-- GIVEN RECORDS follows --
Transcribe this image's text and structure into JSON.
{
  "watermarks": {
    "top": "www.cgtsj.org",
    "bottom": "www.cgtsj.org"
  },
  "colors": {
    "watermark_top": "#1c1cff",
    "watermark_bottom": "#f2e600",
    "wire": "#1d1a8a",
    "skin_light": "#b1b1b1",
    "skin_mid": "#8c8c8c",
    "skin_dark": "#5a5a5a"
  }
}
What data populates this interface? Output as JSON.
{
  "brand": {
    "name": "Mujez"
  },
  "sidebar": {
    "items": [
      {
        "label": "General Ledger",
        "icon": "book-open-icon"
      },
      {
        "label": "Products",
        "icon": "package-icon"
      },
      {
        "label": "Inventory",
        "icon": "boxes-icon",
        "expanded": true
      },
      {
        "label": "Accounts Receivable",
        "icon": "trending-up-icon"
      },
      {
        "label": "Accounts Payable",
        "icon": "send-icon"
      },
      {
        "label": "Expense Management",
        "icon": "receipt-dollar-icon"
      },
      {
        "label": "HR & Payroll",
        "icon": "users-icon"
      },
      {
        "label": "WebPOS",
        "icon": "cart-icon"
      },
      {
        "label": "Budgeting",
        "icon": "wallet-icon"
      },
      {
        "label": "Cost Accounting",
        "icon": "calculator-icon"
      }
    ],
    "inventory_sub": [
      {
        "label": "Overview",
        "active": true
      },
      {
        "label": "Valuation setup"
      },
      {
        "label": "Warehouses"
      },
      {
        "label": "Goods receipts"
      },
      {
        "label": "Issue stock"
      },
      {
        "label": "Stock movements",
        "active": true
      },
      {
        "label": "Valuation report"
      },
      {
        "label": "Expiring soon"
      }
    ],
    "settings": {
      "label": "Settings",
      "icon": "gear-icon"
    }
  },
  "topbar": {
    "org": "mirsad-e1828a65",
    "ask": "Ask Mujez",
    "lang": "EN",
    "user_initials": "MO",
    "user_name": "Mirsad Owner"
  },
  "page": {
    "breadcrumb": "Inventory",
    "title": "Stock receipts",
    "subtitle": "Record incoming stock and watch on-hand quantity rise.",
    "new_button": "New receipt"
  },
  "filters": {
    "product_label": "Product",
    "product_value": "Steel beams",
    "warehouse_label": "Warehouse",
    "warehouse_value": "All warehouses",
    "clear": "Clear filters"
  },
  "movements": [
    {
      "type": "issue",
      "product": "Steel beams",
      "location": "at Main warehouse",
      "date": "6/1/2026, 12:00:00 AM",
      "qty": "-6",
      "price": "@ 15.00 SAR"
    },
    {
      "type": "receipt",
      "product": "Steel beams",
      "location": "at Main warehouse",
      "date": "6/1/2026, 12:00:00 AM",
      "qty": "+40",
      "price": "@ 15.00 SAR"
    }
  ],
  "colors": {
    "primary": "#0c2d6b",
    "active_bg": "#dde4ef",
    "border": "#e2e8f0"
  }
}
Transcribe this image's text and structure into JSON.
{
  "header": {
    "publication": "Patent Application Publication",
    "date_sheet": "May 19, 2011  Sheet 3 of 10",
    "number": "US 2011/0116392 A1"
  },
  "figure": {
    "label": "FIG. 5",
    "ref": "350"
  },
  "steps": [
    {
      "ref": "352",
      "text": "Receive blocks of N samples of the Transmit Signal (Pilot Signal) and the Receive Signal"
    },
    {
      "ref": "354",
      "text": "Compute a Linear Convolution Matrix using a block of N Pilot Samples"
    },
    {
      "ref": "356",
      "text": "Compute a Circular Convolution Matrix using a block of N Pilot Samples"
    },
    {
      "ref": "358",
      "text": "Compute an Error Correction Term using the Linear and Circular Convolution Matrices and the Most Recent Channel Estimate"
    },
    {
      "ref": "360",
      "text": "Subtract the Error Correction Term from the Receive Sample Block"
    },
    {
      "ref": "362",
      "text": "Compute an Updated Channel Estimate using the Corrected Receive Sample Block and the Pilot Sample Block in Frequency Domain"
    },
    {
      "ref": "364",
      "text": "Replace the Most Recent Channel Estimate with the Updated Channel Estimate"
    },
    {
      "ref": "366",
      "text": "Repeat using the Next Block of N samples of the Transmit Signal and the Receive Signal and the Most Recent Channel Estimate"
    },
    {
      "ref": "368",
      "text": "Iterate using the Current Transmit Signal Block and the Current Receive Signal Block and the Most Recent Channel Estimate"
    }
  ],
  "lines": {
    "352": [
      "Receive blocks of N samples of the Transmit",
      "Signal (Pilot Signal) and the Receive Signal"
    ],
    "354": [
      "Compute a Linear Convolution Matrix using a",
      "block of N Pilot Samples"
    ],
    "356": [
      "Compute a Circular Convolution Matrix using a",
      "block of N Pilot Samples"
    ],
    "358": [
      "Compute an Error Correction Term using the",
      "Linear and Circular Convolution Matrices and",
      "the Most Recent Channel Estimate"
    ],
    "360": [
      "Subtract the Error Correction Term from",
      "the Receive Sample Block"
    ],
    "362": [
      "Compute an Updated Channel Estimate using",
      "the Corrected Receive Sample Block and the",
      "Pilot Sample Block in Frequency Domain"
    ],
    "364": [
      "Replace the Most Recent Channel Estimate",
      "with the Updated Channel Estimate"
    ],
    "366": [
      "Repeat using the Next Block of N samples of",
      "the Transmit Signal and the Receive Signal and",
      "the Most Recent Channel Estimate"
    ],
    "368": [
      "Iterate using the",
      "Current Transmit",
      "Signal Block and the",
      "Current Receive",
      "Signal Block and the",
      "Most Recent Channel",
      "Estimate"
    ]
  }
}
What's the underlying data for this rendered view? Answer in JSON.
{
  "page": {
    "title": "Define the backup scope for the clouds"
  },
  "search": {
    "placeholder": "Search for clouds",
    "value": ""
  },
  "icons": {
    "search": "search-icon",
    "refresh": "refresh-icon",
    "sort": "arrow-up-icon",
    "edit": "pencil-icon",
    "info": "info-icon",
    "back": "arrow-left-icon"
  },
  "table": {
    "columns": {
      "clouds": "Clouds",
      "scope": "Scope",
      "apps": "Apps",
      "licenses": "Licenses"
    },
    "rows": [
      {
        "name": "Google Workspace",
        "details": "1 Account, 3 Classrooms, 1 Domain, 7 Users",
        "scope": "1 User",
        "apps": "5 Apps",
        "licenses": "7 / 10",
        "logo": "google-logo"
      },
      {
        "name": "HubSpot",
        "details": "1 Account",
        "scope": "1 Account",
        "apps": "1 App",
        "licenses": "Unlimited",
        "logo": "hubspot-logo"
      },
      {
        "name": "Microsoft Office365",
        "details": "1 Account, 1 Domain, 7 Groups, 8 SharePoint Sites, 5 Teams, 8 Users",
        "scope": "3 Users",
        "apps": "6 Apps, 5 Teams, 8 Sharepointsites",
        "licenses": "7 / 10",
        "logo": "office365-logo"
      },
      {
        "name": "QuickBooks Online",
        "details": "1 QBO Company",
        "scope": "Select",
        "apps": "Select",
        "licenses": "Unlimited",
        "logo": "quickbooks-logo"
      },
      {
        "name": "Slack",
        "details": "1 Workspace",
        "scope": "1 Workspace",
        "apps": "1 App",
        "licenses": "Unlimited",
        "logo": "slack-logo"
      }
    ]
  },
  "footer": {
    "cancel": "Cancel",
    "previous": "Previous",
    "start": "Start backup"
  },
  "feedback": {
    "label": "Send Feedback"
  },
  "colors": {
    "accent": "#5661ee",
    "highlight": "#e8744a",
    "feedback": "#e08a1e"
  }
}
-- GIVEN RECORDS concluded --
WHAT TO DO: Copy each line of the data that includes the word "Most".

EXERCISE RESULT:
      "text": "Compute an Error Correction Term using the Linear and Circular Convolution Matrices and the Most Recent Channel Estimate"
      "text": "Replace the Most Recent Channel Estimate with the Updated Channel Estimate"
      "text": "Repeat using the Next Block of N samples of the Transmit Signal and the Receive Signal and the Most Recent Channel Estimate"
      "text": "Iterate using the Current Transmit Signal Block and the Current Receive Signal Block and the Most Recent Channel Estimate"
      "the Most Recent Channel Estimate"
      "Replace the Most Recent Channel Estimate",
      "the Most Recent Channel Estimate"
      "Most Recent Channel",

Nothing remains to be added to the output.